Changes in depression over the first weeks of therapy were examined in detail in patients taking part in a trial of cognitive-behavioral therapy for depression (CBT). Within 2 weeks of starting treatment, marked differences were apparent between CBT and comparison patients and, within CBT, some patients showed a very rapid response to treatment. Such rapid responders had significantly better long-term outcome than those responding more slowly. Compared to the latter, rapid responders more strongly endorsed the cognitive conceptualization of depression initially offered, reported a more positive response to initial homework assignments, and, prior to treatment, scored higher on a measure of “depression about depression.” These results support the importance of providing an acceptable rationale for treatment, followed by homework assignments that empirically validate the rationale offered. Implications for the practice of CBT for depression are discussed. It is suggested that the process of change may well be different in rapid and slow responders, and that the delivery system of CBT should be modified to take account of these differences.
This work was supported by the Medical Research Council of the United Kingdom.

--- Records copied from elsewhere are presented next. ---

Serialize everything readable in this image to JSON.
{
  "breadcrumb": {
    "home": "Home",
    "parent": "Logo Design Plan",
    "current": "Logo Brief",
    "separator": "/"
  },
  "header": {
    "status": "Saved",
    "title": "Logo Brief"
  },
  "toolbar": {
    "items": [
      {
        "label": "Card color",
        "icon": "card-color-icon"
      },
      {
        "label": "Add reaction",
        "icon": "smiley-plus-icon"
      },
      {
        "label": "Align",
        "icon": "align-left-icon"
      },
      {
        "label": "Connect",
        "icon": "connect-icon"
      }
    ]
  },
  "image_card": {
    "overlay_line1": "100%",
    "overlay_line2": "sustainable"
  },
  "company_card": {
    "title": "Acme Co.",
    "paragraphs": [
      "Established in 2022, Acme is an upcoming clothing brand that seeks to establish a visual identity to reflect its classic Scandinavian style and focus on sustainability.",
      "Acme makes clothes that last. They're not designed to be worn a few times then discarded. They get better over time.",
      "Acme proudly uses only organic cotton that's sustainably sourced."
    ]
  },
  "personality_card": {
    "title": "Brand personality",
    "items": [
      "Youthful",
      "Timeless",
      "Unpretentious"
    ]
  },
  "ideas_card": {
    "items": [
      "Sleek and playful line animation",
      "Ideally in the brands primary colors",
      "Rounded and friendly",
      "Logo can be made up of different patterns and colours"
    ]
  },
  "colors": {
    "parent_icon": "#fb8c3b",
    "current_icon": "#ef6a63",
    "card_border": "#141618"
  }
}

Many thanks to Sally Carr and David Clark for rating patients' responses toCoping with Depression and to homework assignments.